Authorities in Bangladesh say an oil spill is threatening one of the world's largest mangrove forests and threatening wildlife in a UNESCO World Heritage site.
A tanker carrying 350,000 liters or 92,000 gallons of furnace oil sank in the Sela River in the Sundarbans Tuesday after colliding with another vessel, authorities said. It is not clear how much of the oil has spilled into the water, but an oil slick coats the river for 80 kilometers or 50 miles, according to local news reports.
The Dhaka Tribune said Friday "very little" has been done so far "in tackling the environmental disaster" because local officials have not decided on an oil removal plan, including whether to use dispersants.
The newspaper said authorities have asked local people to manually collect furnace oil from the water's surface as it spreads through a wide network of rivers and channels in and around the forest.
A spokesman for Padma Oil Co., which owns the sunken barge, said the firm would buy any oil collected by villagers.
"It has no commercial value as it can't be used, but we are using the offer to encourage people so that the cleaning up process speeds up," said Rafiqul Islam Babul, according to the AFP news service.
"Villagers, including children, are going out onto the river in boats to collect the oil floating on the water using sponges, shovels and spoons," he added.
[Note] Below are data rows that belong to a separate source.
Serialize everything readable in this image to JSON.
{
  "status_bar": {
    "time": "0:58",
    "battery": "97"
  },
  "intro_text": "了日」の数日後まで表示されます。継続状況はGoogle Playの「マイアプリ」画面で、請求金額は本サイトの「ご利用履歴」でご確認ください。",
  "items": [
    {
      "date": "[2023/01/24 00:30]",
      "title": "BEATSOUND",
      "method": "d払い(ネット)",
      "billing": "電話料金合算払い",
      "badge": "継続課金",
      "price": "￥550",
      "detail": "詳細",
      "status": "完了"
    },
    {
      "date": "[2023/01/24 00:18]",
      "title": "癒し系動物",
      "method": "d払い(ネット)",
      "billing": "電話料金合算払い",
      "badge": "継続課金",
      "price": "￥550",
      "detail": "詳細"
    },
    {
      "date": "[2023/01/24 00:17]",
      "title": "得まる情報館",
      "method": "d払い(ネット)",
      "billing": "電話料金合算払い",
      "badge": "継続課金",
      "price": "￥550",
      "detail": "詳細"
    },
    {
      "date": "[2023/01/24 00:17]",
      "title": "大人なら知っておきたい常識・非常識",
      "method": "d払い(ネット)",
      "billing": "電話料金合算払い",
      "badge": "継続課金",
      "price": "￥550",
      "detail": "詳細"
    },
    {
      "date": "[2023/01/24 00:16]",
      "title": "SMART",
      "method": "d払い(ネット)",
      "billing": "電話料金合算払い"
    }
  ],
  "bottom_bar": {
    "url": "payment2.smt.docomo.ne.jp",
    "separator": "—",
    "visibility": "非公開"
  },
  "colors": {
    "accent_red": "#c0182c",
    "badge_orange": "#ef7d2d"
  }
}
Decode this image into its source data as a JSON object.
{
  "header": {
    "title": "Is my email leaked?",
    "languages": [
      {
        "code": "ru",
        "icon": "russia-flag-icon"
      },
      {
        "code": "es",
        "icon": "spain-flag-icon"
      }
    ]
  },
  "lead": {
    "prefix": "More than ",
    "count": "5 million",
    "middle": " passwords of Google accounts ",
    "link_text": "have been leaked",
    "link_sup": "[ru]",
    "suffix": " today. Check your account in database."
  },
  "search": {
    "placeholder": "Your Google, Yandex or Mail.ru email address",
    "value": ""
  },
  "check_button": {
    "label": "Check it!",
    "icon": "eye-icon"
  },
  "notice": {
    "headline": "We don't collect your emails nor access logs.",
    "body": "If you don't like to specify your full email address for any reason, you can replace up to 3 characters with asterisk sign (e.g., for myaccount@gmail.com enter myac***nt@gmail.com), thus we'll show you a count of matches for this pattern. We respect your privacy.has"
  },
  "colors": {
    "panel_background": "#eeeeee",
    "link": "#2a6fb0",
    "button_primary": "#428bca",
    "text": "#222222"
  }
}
The Sundarbans mangrove forest is known for its wide range of fauna, including 260 bird species, the Bengal tiger and other threatened species such as the estuarine crocodile and the Indian python. It is also home to the rare Irrawaddy dolphin.